- _Task statement_
What do the entries below say? Restate them word for word.

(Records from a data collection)

────────

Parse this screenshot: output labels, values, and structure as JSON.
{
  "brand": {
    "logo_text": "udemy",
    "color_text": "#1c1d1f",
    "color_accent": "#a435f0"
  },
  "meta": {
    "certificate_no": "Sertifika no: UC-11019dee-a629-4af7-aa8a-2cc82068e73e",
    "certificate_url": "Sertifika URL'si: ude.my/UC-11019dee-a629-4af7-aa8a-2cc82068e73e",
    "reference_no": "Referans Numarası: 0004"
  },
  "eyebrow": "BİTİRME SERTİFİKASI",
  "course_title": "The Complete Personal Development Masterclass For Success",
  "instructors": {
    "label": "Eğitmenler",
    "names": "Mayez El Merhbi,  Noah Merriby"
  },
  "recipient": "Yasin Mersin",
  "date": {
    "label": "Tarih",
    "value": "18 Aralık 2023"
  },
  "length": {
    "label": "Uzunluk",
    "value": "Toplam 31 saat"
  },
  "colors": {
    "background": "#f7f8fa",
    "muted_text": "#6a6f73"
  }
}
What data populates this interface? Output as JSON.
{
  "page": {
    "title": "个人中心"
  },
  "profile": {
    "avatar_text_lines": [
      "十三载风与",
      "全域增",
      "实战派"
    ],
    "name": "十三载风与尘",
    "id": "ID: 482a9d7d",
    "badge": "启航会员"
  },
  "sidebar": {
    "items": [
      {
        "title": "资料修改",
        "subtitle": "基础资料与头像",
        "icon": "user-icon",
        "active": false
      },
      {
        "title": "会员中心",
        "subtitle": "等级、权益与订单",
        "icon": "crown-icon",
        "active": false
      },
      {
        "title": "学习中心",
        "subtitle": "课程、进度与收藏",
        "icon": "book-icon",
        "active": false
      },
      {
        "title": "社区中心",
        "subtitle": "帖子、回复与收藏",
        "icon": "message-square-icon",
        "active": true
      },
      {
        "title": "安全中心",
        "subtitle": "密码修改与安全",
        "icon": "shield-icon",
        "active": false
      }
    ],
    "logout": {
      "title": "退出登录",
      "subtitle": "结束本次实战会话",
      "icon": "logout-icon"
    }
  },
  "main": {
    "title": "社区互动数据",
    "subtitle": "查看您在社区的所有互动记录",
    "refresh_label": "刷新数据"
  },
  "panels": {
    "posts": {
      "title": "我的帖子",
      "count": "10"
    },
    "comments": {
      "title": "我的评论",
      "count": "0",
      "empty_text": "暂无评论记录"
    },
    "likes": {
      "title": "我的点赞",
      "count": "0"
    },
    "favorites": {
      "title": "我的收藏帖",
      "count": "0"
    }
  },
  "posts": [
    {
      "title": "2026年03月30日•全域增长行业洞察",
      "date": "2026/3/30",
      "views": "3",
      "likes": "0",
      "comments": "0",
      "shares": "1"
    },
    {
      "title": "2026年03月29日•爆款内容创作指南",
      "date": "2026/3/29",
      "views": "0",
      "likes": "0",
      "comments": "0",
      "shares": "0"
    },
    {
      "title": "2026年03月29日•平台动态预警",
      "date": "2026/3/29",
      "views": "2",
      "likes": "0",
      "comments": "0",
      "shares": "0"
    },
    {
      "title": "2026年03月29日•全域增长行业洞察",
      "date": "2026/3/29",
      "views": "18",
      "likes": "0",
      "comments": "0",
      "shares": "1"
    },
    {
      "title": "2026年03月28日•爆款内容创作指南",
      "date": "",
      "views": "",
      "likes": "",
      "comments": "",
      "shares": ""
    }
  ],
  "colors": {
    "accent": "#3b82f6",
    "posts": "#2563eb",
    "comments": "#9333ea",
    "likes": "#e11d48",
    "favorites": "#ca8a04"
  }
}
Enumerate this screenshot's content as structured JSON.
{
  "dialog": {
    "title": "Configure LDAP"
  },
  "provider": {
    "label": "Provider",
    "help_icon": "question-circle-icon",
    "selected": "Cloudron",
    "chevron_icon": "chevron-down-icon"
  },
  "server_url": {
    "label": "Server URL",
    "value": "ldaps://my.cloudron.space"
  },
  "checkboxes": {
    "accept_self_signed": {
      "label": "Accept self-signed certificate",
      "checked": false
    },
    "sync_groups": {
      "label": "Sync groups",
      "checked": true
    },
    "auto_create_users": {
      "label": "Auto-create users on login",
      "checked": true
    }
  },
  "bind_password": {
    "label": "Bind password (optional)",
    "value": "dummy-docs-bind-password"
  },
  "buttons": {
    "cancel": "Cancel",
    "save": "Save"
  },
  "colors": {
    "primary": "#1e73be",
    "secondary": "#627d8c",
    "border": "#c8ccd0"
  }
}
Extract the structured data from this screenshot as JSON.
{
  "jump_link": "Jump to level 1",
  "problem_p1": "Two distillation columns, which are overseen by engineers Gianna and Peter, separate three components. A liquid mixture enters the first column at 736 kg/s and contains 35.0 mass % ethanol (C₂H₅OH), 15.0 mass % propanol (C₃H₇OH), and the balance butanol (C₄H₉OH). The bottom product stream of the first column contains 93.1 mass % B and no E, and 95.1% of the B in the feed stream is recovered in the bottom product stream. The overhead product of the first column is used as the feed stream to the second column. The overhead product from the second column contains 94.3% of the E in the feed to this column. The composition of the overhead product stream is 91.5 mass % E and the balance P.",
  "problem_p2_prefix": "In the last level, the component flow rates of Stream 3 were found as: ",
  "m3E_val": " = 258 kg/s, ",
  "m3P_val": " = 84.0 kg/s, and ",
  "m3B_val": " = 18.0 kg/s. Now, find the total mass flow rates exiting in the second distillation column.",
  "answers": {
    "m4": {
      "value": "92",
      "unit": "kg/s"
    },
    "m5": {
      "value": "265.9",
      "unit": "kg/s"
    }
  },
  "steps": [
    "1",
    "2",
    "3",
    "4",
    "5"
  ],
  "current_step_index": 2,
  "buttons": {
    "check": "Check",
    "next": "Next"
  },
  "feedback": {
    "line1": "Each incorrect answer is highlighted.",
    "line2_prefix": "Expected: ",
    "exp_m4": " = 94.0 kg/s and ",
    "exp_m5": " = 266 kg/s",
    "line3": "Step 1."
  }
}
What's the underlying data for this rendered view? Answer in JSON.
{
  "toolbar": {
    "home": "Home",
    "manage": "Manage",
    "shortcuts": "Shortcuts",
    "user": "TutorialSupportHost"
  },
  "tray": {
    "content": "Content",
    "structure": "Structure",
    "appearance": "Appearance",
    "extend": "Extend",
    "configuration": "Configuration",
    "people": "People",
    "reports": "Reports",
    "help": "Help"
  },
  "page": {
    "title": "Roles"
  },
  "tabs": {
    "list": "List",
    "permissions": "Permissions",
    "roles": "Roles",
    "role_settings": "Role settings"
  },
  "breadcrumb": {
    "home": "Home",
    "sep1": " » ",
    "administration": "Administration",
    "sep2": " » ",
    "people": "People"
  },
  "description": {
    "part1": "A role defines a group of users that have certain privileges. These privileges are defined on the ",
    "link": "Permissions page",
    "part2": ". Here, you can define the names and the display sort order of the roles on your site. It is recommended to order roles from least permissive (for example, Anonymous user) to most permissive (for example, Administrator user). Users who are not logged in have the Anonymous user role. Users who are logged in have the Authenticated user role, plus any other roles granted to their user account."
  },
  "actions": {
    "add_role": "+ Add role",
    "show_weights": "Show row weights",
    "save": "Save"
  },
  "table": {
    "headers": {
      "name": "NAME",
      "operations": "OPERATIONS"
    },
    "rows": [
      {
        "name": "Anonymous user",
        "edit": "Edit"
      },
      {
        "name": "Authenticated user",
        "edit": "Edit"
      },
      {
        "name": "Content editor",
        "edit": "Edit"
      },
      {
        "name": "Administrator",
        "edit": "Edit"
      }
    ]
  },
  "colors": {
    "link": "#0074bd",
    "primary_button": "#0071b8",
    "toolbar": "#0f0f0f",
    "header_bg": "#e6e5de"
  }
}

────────

- _Exercise response_
Parse this screenshot: output labels, values, and structure as JSON.
{
  "brand": {
    "logo_text": "udemy",
    "color_text": "#1c1d1f",
    "color_accent": "#a435f0"
  },
  "meta": {
    "certificate_no": "Sertifika no: UC-11019dee-a629-4af7-aa8a-2cc82068e73e",
    "certificate_url": "Sertifika URL'si: ude.my/UC-11019dee-a629-4af7-aa8a-2cc82068e73e",
    "reference_no": "Referans Numarası: 0004"
  },
  "eyebrow": "BİTİRME SERTİFİKASI",
  "course_title": "The Complete Personal Development Masterclass For Success",
  "instructors": {
    "label": "Eğitmenler",
    "names": "Mayez El Merhbi,  Noah Merriby"
  },
  "recipient": "Yasin Mersin",
  "date": {
    "label": "Tarih",
    "value": "18 Aralık 2023"
  },
  "length": {
    "label": "Uzunluk",
    "value": "Toplam 31 saat"
  },
  "colors": {
    "background": "#f7f8fa",
    "muted_text": "#6a6f73"
  }
}
What data populates this interface? Output as JSON.
{
  "page": {
    "title": "个人中心"
  },
  "profile": {
    "avatar_text_lines": [
      "十三载风与",
      "全域增",
      "实战派"
    ],
    "name": "十三载风与尘",
    "id": "ID: 482a9d7d",
    "badge": "启航会员"
  },
  "sidebar": {
    "items": [
      {
        "title": "资料修改",
        "subtitle": "基础资料与头像",
        "icon": "user-icon",
        "active": false
      },
      {
        "title": "会员中心",
        "subtitle": "等级、权益与订单",
        "icon": "crown-icon",
        "active": false
      },
      {
        "title": "学习中心",
        "subtitle": "课程、进度与收藏",
        "icon": "book-icon",
        "active": false
      },
      {
        "title": "社区中心",
        "subtitle": "帖子、回复与收藏",
        "icon": "message-square-icon",
        "active": true
      },
      {
        "title": "安全中心",
        "subtitle": "密码修改与安全",
        "icon": "shield-icon",
        "active": false
      }
    ],
    "logout": {
      "title": "退出登录",
      "subtitle": "结束本次实战会话",
      "icon": "logout-icon"
    }
  },
  "main": {
    "title": "社区互动数据",
    "subtitle": "查看您在社区的所有互动记录",
    "refresh_label": "刷新数据"
  },
  "panels": {
    "posts": {
      "title": "我的帖子",
      "count": "10"
    },
    "comments": {
      "title": "我的评论",
      "count": "0",
      "empty_text": "暂无评论记录"
    },
    "likes": {
      "title": "我的点赞",
      "count": "0"
    },
    "favorites": {
      "title": "我的收藏帖",
      "count": "0"
    }
  },
  "posts": [
    {
      "title": "2026年03月30日•全域增长行业洞察",
      "date": "2026/3/30",
      "views": "3",
      "likes": "0",
      "comments": "0",
      "shares": "1"
    },
    {
      "title": "2026年03月29日•爆款内容创作指南",
      "date": "2026/3/29",
      "views": "0",
      "likes": "0",
      "comments": "0",
      "shares": "0"
    },
    {
      "title": "2026年03月29日•平台动态预警",
      "date": "2026/3/29",
      "views": "2",
      "likes": "0",
      "comments": "0",
      "shares": "0"
    },
    {
      "title": "2026年03月29日•全域增长行业洞察",
      "date": "2026/3/29",
      "views": "18",
      "likes": "0",
      "comments": "0",
      "shares": "1"
    },
    {
      "title": "2026年03月28日•爆款内容创作指南",
      "date": "",
      "views": "",
      "likes": "",
      "comments": "",
      "shares": ""
    }
  ],
  "colors": {
    "accent": "#3b82f6",
    "posts": "#2563eb",
    "comments": "#9333ea",
    "likes": "#e11d48",
    "favorites": "#ca8a04"
  }
}
Enumerate this screenshot's content as structured JSON.
{
  "dialog": {
    "title": "Configure LDAP"
  },
  "provider": {
    "label": "Provider",
    "help_icon": "question-circle-icon",
    "selected": "Cloudron",
    "chevron_icon": "chevron-down-icon"
  },
  "server_url": {
    "label": "Server URL",
    "value": "ldaps://my.cloudron.space"
  },
  "checkboxes": {
    "accept_self_signed": {
      "label": "Accept self-signed certificate",
      "checked": false
    },
    "sync_groups": {
      "label": "Sync groups",
      "checked": true
    },
    "auto_create_users": {
      "label": "Auto-create users on login",
      "checked": true
    }
  },
  "bind_password": {
    "label": "Bind password (optional)",
    "value": "dummy-docs-bind-password"
  },
  "buttons": {
    "cancel": "Cancel",
    "save": "Save"
  },
  "colors": {
    "primary": "#1e73be",
    "secondary": "#627d8c",
    "border": "#c8ccd0"
  }
}
Extract the structured data from this screenshot as JSON.
{
  "jump_link": "Jump to level 1",
  "problem_p1": "Two distillation columns, which are overseen by engineers Gianna and Peter, separate three components. A liquid mixture enters the first column at 736 kg/s and contains 35.0 mass % ethanol (C₂H₅OH), 15.0 mass % propanol (C₃H₇OH), and the balance butanol (C₄H₉OH). The bottom product stream of the first column contains 93.1 mass % B and no E, and 95.1% of the B in the feed stream is recovered in the bottom product stream. The overhead product of the first column is used as the feed stream to the second column. The overhead product from the second column contains 94.3% of the E in the feed to this column. The composition of the overhead product stream is 91.5 mass % E and the balance P.",
  "problem_p2_prefix": "In the last level, the component flow rates of Stream 3 were found as: ",
  "m3E_val": " = 258 kg/s, ",
  "m3P_val": " = 84.0 kg/s, and ",
  "m3B_val": " = 18.0 kg/s. Now, find the total mass flow rates exiting in the second distillation column.",
  "answers": {
    "m4": {
      "value": "92",
      "unit": "kg/s"
    },
    "m5": {
      "value": "265.9",
      "unit": "kg/s"
    }
  },
  "steps": [
    "1",
    "2",
    "3",
    "4",
    "5"
  ],
  "current_step_index": 2,
  "buttons": {
    "check": "Check",
    "next": "Next"
  },
  "feedback": {
    "line1": "Each incorrect answer is highlighted.",
    "line2_prefix": "Expected: ",
    "exp_m4": " = 94.0 kg/s and ",
    "exp_m5": " = 266 kg/s",
    "line3": "Step 1."
  }
}
What's the underlying data for this rendered view? Answer in JSON.
{
  "toolbar": {
    "home": "Home",
    "manage": "Manage",
    "shortcuts": "Shortcuts",
    "user": "TutorialSupportHost"
  },
  "tray": {
    "content": "Content",
    "structure": "Structure",
    "appearance": "Appearance",
    "extend": "Extend",
    "configuration": "Configuration",
    "people": "People",
    "reports": "Reports",
    "help": "Help"
  },
  "page": {
    "title": "Roles"
  },
  "tabs": {
    "list": "List",
    "permissions": "Permissions",
    "roles": "Roles",
    "role_settings": "Role settings"
  },
  "breadcrumb": {
    "home": "Home",
    "sep1": " » ",
    "administration": "Administration",
    "sep2": " » ",
    "people": "People"
  },
  "description": {
    "part1": "A role defines a group of users that have certain privileges. These privileges are defined on the ",
    "link": "Permissions page",
    "part2": ". Here, you can define the names and the display sort order of the roles on your site. It is recommended to order roles from least permissive (for example, Anonymous user) to most permissive (for example, Administrator user). Users who are not logged in have the Anonymous user role. Users who are logged in have the Authenticated user role, plus any other roles granted to their user account."
  },
  "actions": {
    "add_role": "+ Add role",
    "show_weights": "Show row weights",
    "save": "Save"
  },
  "table": {
    "headers": {
      "name": "NAME",
      "operations": "OPERATIONS"
    },
    "rows": [
      {
        "name": "Anonymous user",
        "edit": "Edit"
      },
      {
        "name": "Authenticated user",
        "edit": "Edit"
      },
      {
        "name": "Content editor",
        "edit": "Edit"
      },
      {
        "name": "Administrator",
        "edit": "Edit"
      }
    ]
  },
  "colors": {
    "link": "#0074bd",
    "primary_button": "#0071b8",
    "toolbar": "#0f0f0f",
    "header_bg": "#e6e5de"
  }
}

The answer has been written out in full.